TRY IT: In this exercise, set down every entry that follows exactly as it appears.

MATERIAL FOR THIS EXERCISE:

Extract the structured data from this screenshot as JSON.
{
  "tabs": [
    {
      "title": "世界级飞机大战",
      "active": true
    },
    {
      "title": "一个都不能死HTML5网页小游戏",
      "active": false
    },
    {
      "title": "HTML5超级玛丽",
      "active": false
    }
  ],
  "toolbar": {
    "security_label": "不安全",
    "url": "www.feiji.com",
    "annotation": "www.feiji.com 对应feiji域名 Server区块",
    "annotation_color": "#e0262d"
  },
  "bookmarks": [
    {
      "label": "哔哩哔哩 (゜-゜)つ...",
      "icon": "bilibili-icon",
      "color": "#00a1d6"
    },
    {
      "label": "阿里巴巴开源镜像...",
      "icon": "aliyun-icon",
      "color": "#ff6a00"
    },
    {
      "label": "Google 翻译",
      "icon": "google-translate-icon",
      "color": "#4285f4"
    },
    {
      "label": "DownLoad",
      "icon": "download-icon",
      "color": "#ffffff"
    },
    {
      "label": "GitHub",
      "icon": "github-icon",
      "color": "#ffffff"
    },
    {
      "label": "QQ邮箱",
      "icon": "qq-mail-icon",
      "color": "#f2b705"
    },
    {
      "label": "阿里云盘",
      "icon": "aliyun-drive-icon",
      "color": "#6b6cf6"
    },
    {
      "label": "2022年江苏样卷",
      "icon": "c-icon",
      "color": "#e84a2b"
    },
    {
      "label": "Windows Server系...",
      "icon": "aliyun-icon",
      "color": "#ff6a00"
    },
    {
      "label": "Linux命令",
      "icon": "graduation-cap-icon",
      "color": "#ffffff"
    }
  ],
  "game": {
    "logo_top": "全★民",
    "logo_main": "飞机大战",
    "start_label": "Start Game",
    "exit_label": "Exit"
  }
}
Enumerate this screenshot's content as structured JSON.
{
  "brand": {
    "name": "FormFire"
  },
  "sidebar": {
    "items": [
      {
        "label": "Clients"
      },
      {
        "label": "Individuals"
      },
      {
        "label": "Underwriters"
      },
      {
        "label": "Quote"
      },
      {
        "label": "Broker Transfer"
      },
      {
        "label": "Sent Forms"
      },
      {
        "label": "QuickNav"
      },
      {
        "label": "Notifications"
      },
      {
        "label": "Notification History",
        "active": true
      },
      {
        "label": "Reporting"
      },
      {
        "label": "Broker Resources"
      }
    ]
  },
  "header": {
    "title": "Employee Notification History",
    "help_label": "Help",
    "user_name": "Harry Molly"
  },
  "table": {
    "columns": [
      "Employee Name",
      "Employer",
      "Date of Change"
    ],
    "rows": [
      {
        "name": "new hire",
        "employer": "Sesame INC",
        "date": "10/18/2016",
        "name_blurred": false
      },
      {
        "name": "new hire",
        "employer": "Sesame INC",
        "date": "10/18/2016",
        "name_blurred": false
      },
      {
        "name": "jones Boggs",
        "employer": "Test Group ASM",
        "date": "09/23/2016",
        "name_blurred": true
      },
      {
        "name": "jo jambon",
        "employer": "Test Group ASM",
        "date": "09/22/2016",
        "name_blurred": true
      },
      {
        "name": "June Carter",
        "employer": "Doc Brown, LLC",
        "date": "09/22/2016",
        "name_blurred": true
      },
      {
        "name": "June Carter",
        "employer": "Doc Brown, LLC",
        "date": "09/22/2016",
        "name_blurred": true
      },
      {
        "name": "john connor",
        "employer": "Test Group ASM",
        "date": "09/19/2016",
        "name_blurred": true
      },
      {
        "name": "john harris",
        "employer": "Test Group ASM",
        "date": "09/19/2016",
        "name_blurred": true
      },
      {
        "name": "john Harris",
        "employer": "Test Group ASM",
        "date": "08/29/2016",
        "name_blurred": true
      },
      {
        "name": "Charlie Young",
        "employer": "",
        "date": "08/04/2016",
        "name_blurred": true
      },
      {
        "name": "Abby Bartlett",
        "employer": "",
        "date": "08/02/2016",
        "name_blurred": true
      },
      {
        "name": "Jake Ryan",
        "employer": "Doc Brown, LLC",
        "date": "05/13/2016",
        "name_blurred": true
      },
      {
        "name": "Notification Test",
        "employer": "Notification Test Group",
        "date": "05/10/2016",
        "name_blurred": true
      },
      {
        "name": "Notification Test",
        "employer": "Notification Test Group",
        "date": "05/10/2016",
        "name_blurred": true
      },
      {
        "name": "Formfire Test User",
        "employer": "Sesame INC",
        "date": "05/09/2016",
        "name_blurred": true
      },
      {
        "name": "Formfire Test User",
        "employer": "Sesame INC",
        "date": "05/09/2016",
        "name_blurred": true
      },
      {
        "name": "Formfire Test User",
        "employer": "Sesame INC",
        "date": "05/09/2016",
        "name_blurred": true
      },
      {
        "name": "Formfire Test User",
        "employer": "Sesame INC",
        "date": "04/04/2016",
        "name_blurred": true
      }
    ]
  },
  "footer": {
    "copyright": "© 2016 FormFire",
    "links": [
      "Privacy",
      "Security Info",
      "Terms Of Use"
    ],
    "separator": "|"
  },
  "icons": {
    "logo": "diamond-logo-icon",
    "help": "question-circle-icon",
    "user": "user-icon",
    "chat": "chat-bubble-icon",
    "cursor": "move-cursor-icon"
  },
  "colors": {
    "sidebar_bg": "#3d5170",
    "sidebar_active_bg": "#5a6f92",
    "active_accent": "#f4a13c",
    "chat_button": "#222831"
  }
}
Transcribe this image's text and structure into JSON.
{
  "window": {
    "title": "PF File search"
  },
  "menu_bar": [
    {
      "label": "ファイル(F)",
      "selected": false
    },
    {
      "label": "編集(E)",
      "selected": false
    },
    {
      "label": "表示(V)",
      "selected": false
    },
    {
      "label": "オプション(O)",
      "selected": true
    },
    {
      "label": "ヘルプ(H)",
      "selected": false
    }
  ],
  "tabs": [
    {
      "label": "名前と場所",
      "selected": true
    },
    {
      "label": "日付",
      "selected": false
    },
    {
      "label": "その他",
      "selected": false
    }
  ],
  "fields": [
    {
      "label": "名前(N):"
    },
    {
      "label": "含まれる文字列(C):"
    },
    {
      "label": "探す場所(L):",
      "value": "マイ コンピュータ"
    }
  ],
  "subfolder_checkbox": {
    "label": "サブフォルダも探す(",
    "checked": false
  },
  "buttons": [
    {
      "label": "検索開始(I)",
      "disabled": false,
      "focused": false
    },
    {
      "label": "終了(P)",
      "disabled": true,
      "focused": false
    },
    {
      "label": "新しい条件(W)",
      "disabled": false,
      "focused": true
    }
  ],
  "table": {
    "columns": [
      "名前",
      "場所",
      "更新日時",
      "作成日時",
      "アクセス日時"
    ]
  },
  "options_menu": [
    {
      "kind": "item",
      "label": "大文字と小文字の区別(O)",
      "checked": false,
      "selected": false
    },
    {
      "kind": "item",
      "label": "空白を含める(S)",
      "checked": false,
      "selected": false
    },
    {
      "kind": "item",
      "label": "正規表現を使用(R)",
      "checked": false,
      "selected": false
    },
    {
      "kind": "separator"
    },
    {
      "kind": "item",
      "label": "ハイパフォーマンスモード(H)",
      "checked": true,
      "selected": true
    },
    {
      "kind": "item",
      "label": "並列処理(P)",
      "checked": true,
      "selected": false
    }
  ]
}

REPLY TO THE EXERCISE:
Extract the structured data from this screenshot as JSON.
{
  "tabs": [
    {
      "title": "世界级飞机大战",
      "active": true
    },
    {
      "title": "一个都不能死HTML5网页小游戏",
      "active": false
    },
    {
      "title": "HTML5超级玛丽",
      "active": false
    }
  ],
  "toolbar": {
    "security_label": "不安全",
    "url": "www.feiji.com",
    "annotation": "www.feiji.com 对应feiji域名 Server区块",
    "annotation_color": "#e0262d"
  },
  "bookmarks": [
    {
      "label": "哔哩哔哩 (゜-゜)つ...",
      "icon": "bilibili-icon",
      "color": "#00a1d6"
    },
    {
      "label": "阿里巴巴开源镜像...",
      "icon": "aliyun-icon",
      "color": "#ff6a00"
    },
    {
      "label": "Google 翻译",
      "icon": "google-translate-icon",
      "color": "#4285f4"
    },
    {
      "label": "DownLoad",
      "icon": "download-icon",
      "color": "#ffffff"
    },
    {
      "label": "GitHub",
      "icon": "github-icon",
      "color": "#ffffff"
    },
    {
      "label": "QQ邮箱",
      "icon": "qq-mail-icon",
      "color": "#f2b705"
    },
    {
      "label": "阿里云盘",
      "icon": "aliyun-drive-icon",
      "color": "#6b6cf6"
    },
    {
      "label": "2022年江苏样卷",
      "icon": "c-icon",
      "color": "#e84a2b"
    },
    {
      "label": "Windows Server系...",
      "icon": "aliyun-icon",
      "color": "#ff6a00"
    },
    {
      "label": "Linux命令",
      "icon": "graduation-cap-icon",
      "color": "#ffffff"
    }
  ],
  "game": {
    "logo_top": "全★民",
    "logo_main": "飞机大战",
    "start_label": "Start Game",
    "exit_label": "Exit"
  }
}
Enumerate this screenshot's content as structured JSON.
{
  "brand": {
    "name": "FormFire"
  },
  "sidebar": {
    "items": [
      {
        "label": "Clients"
      },
      {
        "label": "Individuals"
      },
      {
        "label": "Underwriters"
      },
      {
        "label": "Quote"
      },
      {
        "label": "Broker Transfer"
      },
      {
        "label": "Sent Forms"
      },
      {
        "label": "QuickNav"
      },
      {
        "label": "Notifications"
      },
      {
        "label": "Notification History",
        "active": true
      },
      {
        "label": "Reporting"
      },
      {
        "label": "Broker Resources"
      }
    ]
  },
  "header": {
    "title": "Employee Notification History",
    "help_label": "Help",
    "user_name": "Harry Molly"
  },
  "table": {
    "columns": [
      "Employee Name",
      "Employer",
      "Date of Change"
    ],
    "rows": [
      {
        "name": "new hire",
        "employer": "Sesame INC",
        "date": "10/18/2016",
        "name_blurred": false
      },
      {
        "name": "new hire",
        "employer": "Sesame INC",
        "date": "10/18/2016",
        "name_blurred": false
      },
      {
        "name": "jones Boggs",
        "employer": "Test Group ASM",
        "date": "09/23/2016",
        "name_blurred": true
      },
      {
        "name": "jo jambon",
        "employer": "Test Group ASM",
        "date": "09/22/2016",
        "name_blurred": true
      },
      {
        "name": "June Carter",
        "employer": "Doc Brown, LLC",
        "date": "09/22/2016",
        "name_blurred": true
      },
      {
        "name": "June Carter",
        "employer": "Doc Brown, LLC",
        "date": "09/22/2016",
        "name_blurred": true
      },
      {
        "name": "john connor",
        "employer": "Test Group ASM",
        "date": "09/19/2016",
        "name_blurred": true
      },
      {
        "name": "john harris",
        "employer": "Test Group ASM",
        "date": "09/19/2016",
        "name_blurred": true
      },
      {
        "name": "john Harris",
        "employer": "Test Group ASM",
        "date": "08/29/2016",
        "name_blurred": true
      },
      {
        "name": "Charlie Young",
        "employer": "",
        "date": "08/04/2016",
        "name_blurred": true
      },
      {
        "name": "Abby Bartlett",
        "employer": "",
        "date": "08/02/2016",
        "name_blurred": true
      },
      {
        "name": "Jake Ryan",
        "employer": "Doc Brown, LLC",
        "date": "05/13/2016",
        "name_blurred": true
      },
      {
        "name": "Notification Test",
        "employer": "Notification Test Group",
        "date": "05/10/2016",
        "name_blurred": true
      },
      {
        "name": "Notification Test",
        "employer": "Notification Test Group",
        "date": "05/10/2016",
        "name_blurred": true
      },
      {
        "name": "Formfire Test User",
        "employer": "Sesame INC",
        "date": "05/09/2016",
        "name_blurred": true
      },
      {
        "name": "Formfire Test User",
        "employer": "Sesame INC",
        "date": "05/09/2016",
        "name_blurred": true
      },
      {
        "name": "Formfire Test User",
        "employer": "Sesame INC",
        "date": "05/09/2016",
        "name_blurred": true
      },
      {
        "name": "Formfire Test User",
        "employer": "Sesame INC",
        "date": "04/04/2016",
        "name_blurred": true
      }
    ]
  },
  "footer": {
    "copyright": "© 2016 FormFire",
    "links": [
      "Privacy",
      "Security Info",
      "Terms Of Use"
    ],
    "separator": "|"
  },
  "icons": {
    "logo": "diamond-logo-icon",
    "help": "question-circle-icon",
    "user": "user-icon",
    "chat": "chat-bubble-icon",
    "cursor": "move-cursor-icon"
  },
  "colors": {
    "sidebar_bg": "#3d5170",
    "sidebar_active_bg": "#5a6f92",
    "active_accent": "#f4a13c",
    "chat_button": "#222831"
  }
}
Transcribe this image's text and structure into JSON.
{
  "window": {
    "title": "PF File search"
  },
  "menu_bar": [
    {
      "label": "ファイル(F)",
      "selected": false
    },
    {
      "label": "編集(E)",
      "selected": false
    },
    {
      "label": "表示(V)",
      "selected": false
    },
    {
      "label": "オプション(O)",
      "selected": true
    },
    {
      "label": "ヘルプ(H)",
      "selected": false
    }
  ],
  "tabs": [
    {
      "label": "名前と場所",
      "selected": true
    },
    {
      "label": "日付",
      "selected": false
    },
    {
      "label": "その他",
      "selected": false
    }
  ],
  "fields": [
    {
      "label": "名前(N):"
    },
    {
      "label": "含まれる文字列(C):"
    },
    {
      "label": "探す場所(L):",
      "value": "マイ コンピュータ"
    }
  ],
  "subfolder_checkbox": {
    "label": "サブフォルダも探す(",
    "checked": false
  },
  "buttons": [
    {
      "label": "検索開始(I)",
      "disabled": false,
      "focused": false
    },
    {
      "label": "終了(P)",
      "disabled": true,
      "focused": false
    },
    {
      "label": "新しい条件(W)",
      "disabled": false,
      "focused": true
    }
  ],
  "table": {
    "columns": [
      "名前",
      "場所",
      "更新日時",
      "作成日時",
      "アクセス日時"
    ]
  },
  "options_menu": [
    {
      "kind": "item",
      "label": "大文字と小文字の区別(O)",
      "checked": false,
      "selected": false
    },
    {
      "kind": "item",
      "label": "空白を含める(S)",
      "checked": false,
      "selected": false
    },
    {
      "kind": "item",
      "label": "正規表現を使用(R)",
      "checked": false,
      "selected": false
    },
    {
      "kind": "separator"
    },
    {
      "kind": "item",
      "label": "ハイパフォーマンスモード(H)",
      "checked": true,
      "selected": true
    },
    {
      "kind": "item",
      "label": "並列処理(P)",
      "checked": true,
      "selected": false
    }
  ]
}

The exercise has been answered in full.